Little ones 12-18 months old mostly just want to please mommy and daddy. However, they are starting to realize that sometimes you are pleased with their behavior and choices, and other times you are not. Cue meltdowns. Little ones at this age have a wide range of emotions, and they are still too small to understand to express them. Ever been hit, bit, or publicly shamed by your little one? It’s normal. This was not easy for me to accept. I viewed my daughter as an angel. She couldn’t possibly hit her mommy. Then, one day, when mommy didn’t give into what she wanted, she hit me.

The good news is that this too shall pass. As children grow older, they gain the interpersonal skills they need to deal with the little challenges of everyday life—delay of gratification, negotiating, impulse control, communication, and the ability to self-soothe. Tantrums are not done on purpose. They are the only way your child can express themselves when they lack the skills necessary to say what’s wrong.

Practical Tips on Taming Tantrums:

  • Remember your child is trying to tell you something. When little ones can’t express themselves verbally, they act out. Sometimes just acknowledging out loud that they are angry or sad or ready to go can be helpful.
  • Sometimes you just have to ignore the behavior. Crying in Target because mommy won’t buy a certain toy? Ignore. Don’t give into the need for attention. Let your little one know that this is not how you get rewarded.
  • Distract, distract, distract! It’s amazing how easily you can change their focus. Find a new toy. Pick a safer place to play. Cry with them. Make them laugh!
  • Give them a say. Give them some choices and include them in your activity.
  • Reward good behavior. When your child is acting appropriately, praise them. Let them see how much fun it is to make good choices.
  • Keep them safe. Grab their hand while walking. Stop physical behaviors like hitting and biting and have zero tolerance for dangerous behavior towards others. Show them how to touch gently.

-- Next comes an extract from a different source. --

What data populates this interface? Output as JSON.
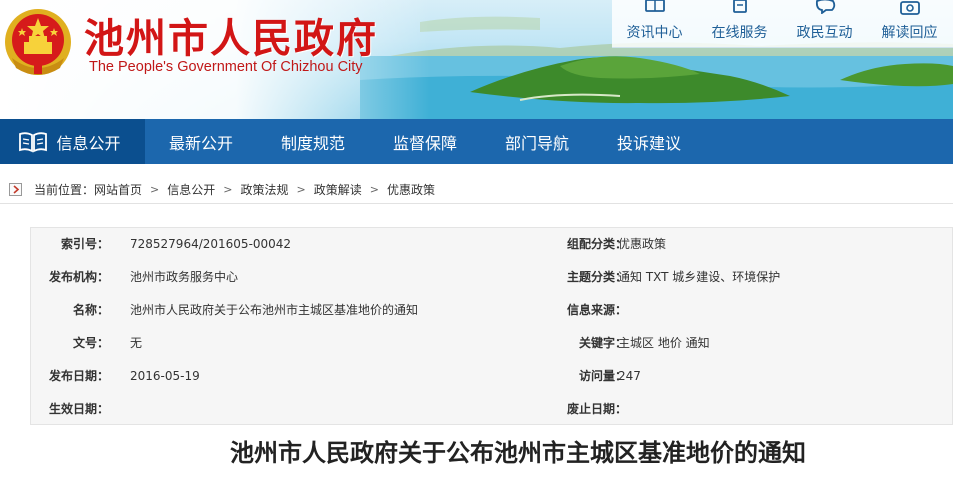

And now, the real stuff…


  • Don’t make eye contact with strangers during a tantrum—just focus on your child. Retreat if necessary. Chances are you won’t bump into that lady in Walmart ever again, so who cares if she disapproves of your child’s behavior or how you are handling it?
  • It’s okay to just leave if you want. Take your child to the car and leave that shopping cart full of groceries. Moms do it all the time. Kroger will understand.
  • Don’t laugh at your child’s behavior. Just remember that you are supermom. Your cape may have a few snags and wrinkles in it today, but tomorrow is a fresh start.
  • Stop at Starbucks on the way home or your favorite drive-thru for a treat if you need it. It’s okay to take a mommy break. Baristas understand.

Remember moms, you can tame those tantrums! They’re a normal part of growing up, and our kiddos need us to guide them in the right direction.

What’s worked for you?

Karyn Meyerhoff is a mom of a 23 month old and a brand-new baby boy. She is still figuring it all out and often eats a cookie or two during naptime.